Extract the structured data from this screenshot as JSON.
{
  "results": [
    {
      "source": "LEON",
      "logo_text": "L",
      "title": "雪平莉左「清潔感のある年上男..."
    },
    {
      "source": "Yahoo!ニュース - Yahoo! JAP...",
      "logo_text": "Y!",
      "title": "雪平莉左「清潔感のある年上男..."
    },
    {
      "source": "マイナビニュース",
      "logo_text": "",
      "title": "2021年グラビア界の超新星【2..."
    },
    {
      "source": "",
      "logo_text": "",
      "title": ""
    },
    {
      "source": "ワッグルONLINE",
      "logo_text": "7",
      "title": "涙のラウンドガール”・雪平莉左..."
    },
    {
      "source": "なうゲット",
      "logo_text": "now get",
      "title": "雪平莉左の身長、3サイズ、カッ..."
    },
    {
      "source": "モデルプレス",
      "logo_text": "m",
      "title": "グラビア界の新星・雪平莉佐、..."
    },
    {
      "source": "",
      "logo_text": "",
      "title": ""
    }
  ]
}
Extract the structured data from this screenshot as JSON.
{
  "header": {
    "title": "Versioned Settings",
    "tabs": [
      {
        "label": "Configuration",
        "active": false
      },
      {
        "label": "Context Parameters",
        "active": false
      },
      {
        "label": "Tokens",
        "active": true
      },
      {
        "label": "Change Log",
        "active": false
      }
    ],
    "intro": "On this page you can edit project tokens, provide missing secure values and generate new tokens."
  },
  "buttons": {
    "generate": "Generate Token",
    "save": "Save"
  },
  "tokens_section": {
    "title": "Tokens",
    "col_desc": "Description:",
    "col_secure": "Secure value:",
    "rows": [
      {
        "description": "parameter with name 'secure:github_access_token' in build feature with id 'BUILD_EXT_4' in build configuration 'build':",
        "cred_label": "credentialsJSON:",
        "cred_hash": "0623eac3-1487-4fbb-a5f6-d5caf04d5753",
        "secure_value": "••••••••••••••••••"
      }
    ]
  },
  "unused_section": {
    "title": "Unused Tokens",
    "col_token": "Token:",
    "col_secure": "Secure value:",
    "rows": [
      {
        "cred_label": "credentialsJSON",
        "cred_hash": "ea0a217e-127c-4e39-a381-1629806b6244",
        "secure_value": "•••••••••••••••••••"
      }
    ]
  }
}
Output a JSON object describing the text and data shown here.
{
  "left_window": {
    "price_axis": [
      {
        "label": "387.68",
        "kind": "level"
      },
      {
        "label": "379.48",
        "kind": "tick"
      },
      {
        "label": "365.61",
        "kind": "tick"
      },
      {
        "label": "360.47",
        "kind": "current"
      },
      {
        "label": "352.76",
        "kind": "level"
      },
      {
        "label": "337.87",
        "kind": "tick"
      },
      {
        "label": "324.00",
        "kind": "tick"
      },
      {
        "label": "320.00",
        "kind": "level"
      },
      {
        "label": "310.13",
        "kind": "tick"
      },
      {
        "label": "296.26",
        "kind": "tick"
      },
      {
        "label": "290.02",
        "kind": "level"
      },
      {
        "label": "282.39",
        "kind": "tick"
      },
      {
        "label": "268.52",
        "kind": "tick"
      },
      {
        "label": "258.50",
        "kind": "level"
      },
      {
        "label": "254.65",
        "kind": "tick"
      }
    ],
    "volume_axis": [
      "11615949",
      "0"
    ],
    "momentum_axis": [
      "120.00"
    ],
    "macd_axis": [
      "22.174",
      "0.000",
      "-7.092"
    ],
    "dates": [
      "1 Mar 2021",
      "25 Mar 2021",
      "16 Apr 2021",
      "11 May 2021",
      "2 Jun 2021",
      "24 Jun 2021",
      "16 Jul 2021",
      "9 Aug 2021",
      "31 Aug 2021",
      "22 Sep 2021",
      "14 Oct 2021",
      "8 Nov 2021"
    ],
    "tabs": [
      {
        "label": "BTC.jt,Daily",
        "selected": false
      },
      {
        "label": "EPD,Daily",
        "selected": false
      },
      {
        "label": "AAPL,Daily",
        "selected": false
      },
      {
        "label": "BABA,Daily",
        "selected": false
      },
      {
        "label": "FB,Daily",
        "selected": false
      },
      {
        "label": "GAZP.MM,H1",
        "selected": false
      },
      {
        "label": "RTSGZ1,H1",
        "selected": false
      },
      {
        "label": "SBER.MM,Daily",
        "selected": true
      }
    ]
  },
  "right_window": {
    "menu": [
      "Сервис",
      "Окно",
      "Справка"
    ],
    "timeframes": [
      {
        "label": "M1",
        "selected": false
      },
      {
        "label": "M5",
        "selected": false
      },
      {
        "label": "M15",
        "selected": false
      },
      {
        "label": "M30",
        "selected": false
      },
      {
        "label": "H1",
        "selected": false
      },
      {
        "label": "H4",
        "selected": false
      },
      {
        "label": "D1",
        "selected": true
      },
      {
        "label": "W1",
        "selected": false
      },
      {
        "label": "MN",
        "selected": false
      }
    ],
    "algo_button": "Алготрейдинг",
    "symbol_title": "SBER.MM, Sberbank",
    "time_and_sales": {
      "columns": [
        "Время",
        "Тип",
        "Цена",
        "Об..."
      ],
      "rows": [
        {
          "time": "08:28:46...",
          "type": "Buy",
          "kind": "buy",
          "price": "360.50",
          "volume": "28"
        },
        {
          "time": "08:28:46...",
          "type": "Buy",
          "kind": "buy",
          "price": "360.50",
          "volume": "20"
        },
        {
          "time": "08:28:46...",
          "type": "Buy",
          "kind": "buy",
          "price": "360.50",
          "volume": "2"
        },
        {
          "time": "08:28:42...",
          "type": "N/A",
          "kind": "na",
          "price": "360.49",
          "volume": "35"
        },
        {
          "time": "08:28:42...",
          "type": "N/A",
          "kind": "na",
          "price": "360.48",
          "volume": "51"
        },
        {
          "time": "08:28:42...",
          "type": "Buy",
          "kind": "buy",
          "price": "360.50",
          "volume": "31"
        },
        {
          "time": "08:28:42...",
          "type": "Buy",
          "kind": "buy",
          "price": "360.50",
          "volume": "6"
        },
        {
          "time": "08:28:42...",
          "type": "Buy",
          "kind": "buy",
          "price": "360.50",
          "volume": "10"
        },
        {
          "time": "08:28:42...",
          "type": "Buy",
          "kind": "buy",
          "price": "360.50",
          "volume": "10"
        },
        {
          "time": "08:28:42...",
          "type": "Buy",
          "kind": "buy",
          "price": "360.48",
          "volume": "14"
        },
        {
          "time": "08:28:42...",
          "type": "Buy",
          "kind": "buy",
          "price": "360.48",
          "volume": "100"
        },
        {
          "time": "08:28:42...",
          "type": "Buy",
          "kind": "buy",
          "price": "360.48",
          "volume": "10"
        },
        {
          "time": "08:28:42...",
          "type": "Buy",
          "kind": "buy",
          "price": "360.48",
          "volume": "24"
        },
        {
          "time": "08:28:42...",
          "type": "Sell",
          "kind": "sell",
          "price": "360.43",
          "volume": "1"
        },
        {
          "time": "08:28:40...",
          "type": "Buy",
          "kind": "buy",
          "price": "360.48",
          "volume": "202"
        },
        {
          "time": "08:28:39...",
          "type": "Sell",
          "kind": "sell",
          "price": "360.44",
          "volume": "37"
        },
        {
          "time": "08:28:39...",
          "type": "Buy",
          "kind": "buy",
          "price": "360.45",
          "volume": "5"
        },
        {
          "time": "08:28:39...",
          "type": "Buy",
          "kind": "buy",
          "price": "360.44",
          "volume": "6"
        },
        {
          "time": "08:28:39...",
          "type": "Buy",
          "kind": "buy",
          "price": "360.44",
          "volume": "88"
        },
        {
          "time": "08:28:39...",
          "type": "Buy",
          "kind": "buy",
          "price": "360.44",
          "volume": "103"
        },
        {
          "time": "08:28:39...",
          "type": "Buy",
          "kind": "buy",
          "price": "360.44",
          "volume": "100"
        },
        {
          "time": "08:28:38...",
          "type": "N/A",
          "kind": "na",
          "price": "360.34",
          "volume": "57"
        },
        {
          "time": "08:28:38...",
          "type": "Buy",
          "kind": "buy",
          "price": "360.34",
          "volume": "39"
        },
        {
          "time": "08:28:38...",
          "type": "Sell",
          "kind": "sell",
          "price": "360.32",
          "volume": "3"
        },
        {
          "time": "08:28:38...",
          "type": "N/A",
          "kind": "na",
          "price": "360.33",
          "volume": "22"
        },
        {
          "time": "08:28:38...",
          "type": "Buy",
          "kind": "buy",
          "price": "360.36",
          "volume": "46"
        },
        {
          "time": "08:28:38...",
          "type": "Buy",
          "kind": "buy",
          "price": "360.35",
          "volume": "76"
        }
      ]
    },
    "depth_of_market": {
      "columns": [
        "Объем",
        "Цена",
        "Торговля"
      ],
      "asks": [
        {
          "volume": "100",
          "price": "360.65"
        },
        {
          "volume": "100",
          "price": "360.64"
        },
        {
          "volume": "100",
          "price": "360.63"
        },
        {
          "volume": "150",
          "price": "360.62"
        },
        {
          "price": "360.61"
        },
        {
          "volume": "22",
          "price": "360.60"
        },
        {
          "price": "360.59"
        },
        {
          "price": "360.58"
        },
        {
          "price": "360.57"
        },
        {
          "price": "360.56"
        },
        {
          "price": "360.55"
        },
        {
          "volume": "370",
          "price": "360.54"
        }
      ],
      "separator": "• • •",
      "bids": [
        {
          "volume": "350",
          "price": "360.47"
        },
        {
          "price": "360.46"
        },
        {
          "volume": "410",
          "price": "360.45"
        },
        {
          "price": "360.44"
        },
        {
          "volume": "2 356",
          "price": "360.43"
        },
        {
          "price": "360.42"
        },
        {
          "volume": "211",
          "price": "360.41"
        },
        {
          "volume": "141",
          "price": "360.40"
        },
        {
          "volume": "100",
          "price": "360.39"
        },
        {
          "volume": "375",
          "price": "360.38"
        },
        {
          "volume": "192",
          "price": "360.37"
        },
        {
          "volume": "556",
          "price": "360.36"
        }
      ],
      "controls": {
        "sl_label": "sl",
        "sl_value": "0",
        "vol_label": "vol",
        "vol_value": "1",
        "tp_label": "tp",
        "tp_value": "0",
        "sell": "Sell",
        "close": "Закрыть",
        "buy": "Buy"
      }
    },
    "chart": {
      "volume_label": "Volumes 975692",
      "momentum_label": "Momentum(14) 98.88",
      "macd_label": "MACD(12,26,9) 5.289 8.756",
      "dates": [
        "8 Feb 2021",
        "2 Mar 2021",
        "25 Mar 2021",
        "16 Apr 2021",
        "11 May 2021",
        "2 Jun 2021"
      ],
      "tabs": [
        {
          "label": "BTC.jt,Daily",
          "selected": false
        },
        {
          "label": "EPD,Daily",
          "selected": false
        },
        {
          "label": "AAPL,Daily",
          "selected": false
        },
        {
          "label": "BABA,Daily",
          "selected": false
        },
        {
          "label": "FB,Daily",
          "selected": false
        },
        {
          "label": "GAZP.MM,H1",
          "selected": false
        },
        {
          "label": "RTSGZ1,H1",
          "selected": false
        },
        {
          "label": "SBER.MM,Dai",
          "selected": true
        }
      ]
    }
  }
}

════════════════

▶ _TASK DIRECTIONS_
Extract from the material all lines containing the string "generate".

▶ _SOLUTION_
    "intro": "On this page you can edit project tokens, provide missing secure values and generate new tokens."
    "generate": "Generate Token",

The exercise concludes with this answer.